Work item |
Taking the line with "Serialize everything readable" as the first and the last line of the entries as the final one, copy that span exactly.

Records drawn from a dataset
┄┄┄┄┄┄

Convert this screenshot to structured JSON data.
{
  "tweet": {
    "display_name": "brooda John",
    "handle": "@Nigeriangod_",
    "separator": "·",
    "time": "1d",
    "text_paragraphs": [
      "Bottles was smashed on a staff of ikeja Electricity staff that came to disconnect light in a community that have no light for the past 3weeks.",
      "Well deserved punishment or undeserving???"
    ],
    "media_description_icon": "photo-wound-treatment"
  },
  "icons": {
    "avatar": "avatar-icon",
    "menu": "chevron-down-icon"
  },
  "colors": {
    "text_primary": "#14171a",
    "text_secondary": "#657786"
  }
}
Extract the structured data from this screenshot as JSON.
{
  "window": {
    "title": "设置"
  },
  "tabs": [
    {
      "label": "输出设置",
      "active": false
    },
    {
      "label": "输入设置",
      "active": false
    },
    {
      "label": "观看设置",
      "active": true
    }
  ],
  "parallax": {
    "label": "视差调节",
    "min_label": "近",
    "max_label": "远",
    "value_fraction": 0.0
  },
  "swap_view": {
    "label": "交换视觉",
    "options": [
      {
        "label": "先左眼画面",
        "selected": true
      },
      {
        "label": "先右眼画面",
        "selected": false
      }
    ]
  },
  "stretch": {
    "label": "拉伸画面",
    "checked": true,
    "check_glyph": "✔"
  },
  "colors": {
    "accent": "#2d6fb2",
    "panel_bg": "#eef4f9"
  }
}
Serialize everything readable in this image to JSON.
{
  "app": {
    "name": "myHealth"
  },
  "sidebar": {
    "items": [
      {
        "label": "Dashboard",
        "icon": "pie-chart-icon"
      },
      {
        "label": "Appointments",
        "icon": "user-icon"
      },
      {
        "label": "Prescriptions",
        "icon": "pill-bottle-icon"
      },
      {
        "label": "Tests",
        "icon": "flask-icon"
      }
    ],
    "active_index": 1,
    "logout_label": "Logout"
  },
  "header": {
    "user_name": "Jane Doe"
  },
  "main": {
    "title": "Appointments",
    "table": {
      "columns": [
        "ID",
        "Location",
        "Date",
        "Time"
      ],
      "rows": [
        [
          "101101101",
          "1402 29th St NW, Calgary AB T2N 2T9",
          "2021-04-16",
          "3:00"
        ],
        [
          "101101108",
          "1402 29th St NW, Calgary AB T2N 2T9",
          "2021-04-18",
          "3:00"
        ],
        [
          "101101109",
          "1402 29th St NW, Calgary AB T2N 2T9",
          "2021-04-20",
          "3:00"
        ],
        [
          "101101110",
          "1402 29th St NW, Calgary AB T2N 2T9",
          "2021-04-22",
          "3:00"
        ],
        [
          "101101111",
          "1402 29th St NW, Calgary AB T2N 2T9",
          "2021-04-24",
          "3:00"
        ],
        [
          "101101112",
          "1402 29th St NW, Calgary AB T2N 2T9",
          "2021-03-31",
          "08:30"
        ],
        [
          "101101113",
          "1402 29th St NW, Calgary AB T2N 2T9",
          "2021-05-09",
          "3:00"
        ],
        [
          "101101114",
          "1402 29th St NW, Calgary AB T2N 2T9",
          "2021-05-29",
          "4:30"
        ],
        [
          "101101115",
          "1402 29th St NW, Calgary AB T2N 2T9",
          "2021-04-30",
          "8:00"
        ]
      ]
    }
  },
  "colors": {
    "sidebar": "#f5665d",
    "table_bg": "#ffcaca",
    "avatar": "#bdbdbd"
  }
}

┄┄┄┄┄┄

Reply to the exercise |
Serialize everything readable in this image to JSON.
{
  "app": {
    "name": "myHealth"
  },
  "sidebar": {
    "items": [
      {
        "label": "Dashboard",
        "icon": "pie-chart-icon"
      },
      {
        "label": "Appointments",
        "icon": "user-icon"
      },
      {
        "label": "Prescriptions",
        "icon": "pill-bottle-icon"
      },
      {
        "label": "Tests",
        "icon": "flask-icon"
      }
    ],
    "active_index": 1,
    "logout_label": "Logout"
  },
  "header": {
    "user_name": "Jane Doe"
  },
  "main": {
    "title": "Appointments",
    "table": {
      "columns": [
        "ID",
        "Location",
        "Date",
        "Time"
      ],
      "rows": [
        [
          "101101101",
          "1402 29th St NW, Calgary AB T2N 2T9",
          "2021-04-16",
          "3:00"
        ],
        [
          "101101108",
          "1402 29th St NW, Calgary AB T2N 2T9",
          "2021-04-18",
          "3:00"
        ],
        [
          "101101109",
          "1402 29th St NW, Calgary AB T2N 2T9",
          "2021-04-20",
          "3:00"
        ],
        [
          "101101110",
          "1402 29th St NW, Calgary AB T2N 2T9",
          "2021-04-22",
          "3:00"
        ],
        [
          "101101111",
          "1402 29th St NW, Calgary AB T2N 2T9",
          "2021-04-24",
          "3:00"
        ],
        [
          "101101112",
          "1402 29th St NW, Calgary AB T2N 2T9",
          "2021-03-31",
          "08:30"
        ],
        [
          "101101113",
          "1402 29th St NW, Calgary AB T2N 2T9",
          "2021-05-09",
          "3:00"
        ],
        [
          "101101114",
          "1402 29th St NW, Calgary AB T2N 2T9",
          "2021-05-29",
          "4:30"
        ],
        [
          "101101115",
          "1402 29th St NW, Calgary AB T2N 2T9",
          "2021-04-30",
          "8:00"
        ]
      ]
    }
  },
  "colors": {
    "sidebar": "#f5665d",
    "table_bg": "#ffcaca",
    "avatar": "#bdbdbd"
  }
}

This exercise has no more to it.